The other day we were discussing the question, how do we know if corporations really care about the values they are marketing (such as recycling) or if the choices they make are based on monetary gain? I was at Disneyland over spring break and I saw the common theme of "going green", and they coupled it with Kermit the Frog; they had all sorts of merchandise plastered with Kermit the Frog and the slogan Go Green. On one hand, Disneyland has always had recycling cans so that makes me think they have always had that value, but I wonder if they are "jumping on the bandwagon" of going green for a little more profit. I don't know. But let me bring up the non-profit organizations. Their very title suggests that they aren't in it for the money...what is their motivation? Could it really be their values? Anyone?
Saturday, March 7, 2009
Just sitting here in my room I could probably count about a hundred logos...Chap Stick, Disneyland, UVU, Jansport, Silver, DVD, Pepsi, etc. When we were kids, even before we could read, we were able to recognize tons of logos; we knew that the golden arches = chicken nuggets. This was mostly thanks to television, and the food and toy marketers who targeted us, which isn't necessarily a bad thing. I think it would be awesome to have a company that millions of people could explain who you are and what you do as soon as they see your logo. Especially with logos such as the Nike "swoosh," it's just assumed that the general public knows what that represents. Then there are logos (even ones with words) that aren't as easily recognized.
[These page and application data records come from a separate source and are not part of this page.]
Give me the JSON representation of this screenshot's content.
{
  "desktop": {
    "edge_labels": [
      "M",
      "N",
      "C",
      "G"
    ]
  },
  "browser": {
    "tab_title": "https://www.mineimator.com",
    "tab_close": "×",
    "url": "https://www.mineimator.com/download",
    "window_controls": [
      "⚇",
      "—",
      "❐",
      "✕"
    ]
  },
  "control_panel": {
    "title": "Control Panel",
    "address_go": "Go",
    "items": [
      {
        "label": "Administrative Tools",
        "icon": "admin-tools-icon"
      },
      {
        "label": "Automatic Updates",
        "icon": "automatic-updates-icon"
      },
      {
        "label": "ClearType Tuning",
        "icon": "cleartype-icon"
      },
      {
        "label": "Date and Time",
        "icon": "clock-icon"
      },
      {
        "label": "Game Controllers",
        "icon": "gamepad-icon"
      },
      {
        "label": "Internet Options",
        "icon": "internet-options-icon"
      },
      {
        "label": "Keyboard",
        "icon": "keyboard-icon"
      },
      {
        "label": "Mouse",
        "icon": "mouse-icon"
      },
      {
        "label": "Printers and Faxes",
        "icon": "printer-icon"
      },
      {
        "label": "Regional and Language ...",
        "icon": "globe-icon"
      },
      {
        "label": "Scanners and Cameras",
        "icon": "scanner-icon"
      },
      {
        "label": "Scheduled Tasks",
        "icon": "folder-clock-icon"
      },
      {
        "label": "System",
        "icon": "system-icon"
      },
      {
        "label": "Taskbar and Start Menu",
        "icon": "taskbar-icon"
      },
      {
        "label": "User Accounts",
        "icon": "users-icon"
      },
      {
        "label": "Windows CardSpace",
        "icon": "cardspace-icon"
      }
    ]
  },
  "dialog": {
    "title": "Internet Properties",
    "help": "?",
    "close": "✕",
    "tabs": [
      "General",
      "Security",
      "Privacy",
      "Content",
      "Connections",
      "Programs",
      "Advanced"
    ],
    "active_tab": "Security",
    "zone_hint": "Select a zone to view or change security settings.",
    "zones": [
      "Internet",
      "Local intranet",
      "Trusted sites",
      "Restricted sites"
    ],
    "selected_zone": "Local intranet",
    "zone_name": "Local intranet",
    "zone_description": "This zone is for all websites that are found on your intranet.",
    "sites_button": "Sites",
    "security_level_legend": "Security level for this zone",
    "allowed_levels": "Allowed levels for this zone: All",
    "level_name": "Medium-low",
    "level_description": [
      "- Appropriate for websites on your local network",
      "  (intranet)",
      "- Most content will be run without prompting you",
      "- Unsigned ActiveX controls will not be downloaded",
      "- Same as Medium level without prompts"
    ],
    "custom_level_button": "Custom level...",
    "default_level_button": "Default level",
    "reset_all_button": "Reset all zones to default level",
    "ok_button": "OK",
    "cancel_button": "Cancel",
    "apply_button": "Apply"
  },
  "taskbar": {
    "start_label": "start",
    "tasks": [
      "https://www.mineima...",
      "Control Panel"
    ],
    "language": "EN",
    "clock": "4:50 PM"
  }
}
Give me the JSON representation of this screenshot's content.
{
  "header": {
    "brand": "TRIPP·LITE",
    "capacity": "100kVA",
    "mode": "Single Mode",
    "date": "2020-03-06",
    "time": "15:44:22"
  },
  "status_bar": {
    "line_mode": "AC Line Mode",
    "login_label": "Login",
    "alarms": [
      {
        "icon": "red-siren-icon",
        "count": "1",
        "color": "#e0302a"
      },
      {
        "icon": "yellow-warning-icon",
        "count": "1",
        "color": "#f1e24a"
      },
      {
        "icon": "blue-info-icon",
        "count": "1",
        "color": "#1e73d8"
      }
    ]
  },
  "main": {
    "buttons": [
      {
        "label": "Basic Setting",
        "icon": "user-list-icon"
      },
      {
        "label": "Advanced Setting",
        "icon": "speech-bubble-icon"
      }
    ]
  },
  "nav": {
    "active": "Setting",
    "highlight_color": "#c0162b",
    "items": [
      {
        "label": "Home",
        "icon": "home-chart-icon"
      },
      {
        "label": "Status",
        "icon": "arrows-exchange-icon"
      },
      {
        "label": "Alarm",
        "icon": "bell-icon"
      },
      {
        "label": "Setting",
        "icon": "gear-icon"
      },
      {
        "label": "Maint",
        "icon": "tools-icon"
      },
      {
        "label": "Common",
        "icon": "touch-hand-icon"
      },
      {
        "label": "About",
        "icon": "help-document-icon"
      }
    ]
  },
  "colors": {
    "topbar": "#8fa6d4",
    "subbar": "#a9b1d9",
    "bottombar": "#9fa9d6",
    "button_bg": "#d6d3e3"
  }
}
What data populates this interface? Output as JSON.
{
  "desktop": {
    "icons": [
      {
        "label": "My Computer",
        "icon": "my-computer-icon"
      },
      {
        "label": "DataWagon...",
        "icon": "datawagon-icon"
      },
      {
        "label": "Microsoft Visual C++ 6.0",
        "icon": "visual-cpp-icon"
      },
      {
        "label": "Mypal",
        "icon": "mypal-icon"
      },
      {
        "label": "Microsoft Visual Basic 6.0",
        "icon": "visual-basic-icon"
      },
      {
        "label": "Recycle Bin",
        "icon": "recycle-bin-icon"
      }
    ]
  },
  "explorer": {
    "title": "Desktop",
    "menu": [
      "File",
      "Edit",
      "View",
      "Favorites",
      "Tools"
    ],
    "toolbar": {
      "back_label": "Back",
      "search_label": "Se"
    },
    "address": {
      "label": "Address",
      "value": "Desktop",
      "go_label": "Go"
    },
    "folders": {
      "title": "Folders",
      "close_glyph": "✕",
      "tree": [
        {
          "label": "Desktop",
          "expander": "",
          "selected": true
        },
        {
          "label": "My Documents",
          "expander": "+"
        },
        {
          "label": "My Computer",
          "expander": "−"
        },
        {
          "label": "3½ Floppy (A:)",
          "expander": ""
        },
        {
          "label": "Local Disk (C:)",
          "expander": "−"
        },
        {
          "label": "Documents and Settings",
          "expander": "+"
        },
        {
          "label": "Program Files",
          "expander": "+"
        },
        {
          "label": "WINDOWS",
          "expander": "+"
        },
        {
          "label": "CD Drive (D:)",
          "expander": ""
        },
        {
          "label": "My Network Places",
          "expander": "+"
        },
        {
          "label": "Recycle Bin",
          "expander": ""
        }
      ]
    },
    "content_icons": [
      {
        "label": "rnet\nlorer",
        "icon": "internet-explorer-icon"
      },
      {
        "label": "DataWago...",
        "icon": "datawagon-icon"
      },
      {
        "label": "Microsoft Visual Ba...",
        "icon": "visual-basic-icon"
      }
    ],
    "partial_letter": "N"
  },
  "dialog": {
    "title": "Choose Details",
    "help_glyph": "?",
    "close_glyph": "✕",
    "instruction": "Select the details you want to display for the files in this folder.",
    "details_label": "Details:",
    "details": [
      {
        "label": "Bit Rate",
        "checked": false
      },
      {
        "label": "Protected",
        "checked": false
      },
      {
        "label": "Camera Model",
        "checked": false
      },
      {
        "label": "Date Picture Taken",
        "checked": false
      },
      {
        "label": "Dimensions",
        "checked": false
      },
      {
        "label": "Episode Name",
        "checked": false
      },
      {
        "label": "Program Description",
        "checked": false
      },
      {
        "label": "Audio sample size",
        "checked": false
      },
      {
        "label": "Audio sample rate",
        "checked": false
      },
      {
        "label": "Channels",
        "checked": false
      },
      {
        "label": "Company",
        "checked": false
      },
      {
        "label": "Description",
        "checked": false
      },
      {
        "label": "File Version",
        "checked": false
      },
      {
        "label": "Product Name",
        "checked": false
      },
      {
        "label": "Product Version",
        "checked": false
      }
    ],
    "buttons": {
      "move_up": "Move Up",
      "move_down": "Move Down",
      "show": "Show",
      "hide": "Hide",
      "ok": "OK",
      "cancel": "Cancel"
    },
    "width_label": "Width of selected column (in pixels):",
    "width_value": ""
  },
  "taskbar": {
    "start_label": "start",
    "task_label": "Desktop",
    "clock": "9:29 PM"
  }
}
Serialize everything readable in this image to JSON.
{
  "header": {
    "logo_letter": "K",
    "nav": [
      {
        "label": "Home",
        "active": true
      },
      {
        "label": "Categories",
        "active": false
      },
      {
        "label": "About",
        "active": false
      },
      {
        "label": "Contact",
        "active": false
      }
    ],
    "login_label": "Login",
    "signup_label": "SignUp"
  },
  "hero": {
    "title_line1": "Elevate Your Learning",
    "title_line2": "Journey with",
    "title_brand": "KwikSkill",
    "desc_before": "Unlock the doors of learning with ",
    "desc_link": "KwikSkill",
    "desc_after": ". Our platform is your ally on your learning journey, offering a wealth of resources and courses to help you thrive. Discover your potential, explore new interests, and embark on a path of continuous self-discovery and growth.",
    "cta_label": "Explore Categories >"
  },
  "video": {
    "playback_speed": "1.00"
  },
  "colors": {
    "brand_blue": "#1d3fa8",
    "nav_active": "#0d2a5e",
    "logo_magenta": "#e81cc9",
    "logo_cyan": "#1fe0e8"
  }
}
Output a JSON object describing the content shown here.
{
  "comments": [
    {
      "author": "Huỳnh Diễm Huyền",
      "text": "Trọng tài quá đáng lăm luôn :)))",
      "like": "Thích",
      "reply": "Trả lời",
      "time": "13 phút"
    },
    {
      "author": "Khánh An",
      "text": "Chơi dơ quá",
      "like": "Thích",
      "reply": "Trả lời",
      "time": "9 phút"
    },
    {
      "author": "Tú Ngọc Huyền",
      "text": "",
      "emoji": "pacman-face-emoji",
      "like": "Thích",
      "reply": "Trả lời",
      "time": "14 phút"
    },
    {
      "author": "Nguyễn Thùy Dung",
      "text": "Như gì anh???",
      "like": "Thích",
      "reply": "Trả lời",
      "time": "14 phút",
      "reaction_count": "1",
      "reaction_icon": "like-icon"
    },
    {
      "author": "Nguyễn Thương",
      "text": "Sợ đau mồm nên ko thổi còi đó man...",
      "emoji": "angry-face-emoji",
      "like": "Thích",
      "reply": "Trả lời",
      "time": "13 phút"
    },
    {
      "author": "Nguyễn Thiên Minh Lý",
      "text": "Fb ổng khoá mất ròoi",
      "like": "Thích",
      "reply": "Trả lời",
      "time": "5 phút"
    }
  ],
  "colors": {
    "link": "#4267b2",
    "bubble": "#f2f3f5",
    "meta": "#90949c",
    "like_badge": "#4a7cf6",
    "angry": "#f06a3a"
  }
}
For example, when the drink goyin was new and first started advertising, the only thing that would be on a sign or a billboard would be that name. I finally googled it to see what it was, and did the same thing with Orange Soda. I think that sometimes being mysterious is a good marketing strategy, until your company or product becomes more well known. But just for some more examples, I think most of the following logos are ones that are quickly and easily recognized, almost "common knowledge."
Here are some of the comments I was going to make in class this past week and didn't get a chance to :) Just a last word on gender roles and race representation in the media before we move on. A few classes ago, Errin was talking about driving up to Salt Lake and noticing how different races were represented on the billboards; they really aren't. We discussed that maybe this was because the advertiser's target market is the population majority in this area. The other day I was driving to Provo from Spanish Fork and I noticed a sign for the Provo Towne Center Mall that said, "Welcome to the mall, mom." and another sign for a carpet cleaning service that said something to the effect of "Clean Carpets, Happy Women." If I wasn't in this class I really wouldn't have thought anything about it, but my first thought was, ok with these advertisements the mall is targeting "moms" and the carpet cleaning billboard could be targeting men by saying they're wives will be happy if they get the carpets cleaned, because it's assumed that they women already naturally want they're carpets cleaned but it's the men who are holding them back. My second thought was what is being said about women through this advertising? How are they being represented? These signs could be saying that all women are shopaholics and "clean freaks", and that being a homemaker and a mom is their primary gender role.
We also discussed different TV shows and what percentage of other races are represented in the casting of these shows, and what roles they play. I couldn't help but think of Survivor, and how every season they seem to have x number of black people, Asians, and men and women. Sometimes when I watch these shows or see certain advertisements (for example, the promotional materials for UVU) I feel like the producers are trying to meet a "quota of diversity," whether this is the case or not. I know our community has a lot of diversity, but sometimes it feels like this diversity isn't represented accurately.
Someone also made the comment this week about an actor not being cast because of the color of his skin, despite his experience. I started thinking about a case that I think is just the opposite of this. In Much Ado About Nothing, Denzel Washington plays the part of Don Pedro and the part of his brother (illegitimate brother) Don John is played by Keanu Reeves. Obviously, the two aren't brothers, but in a discussion I had with a friend, she said that Washington got the part not because of the color of his skin but because he's a great actor and played the part of Don Pedro well.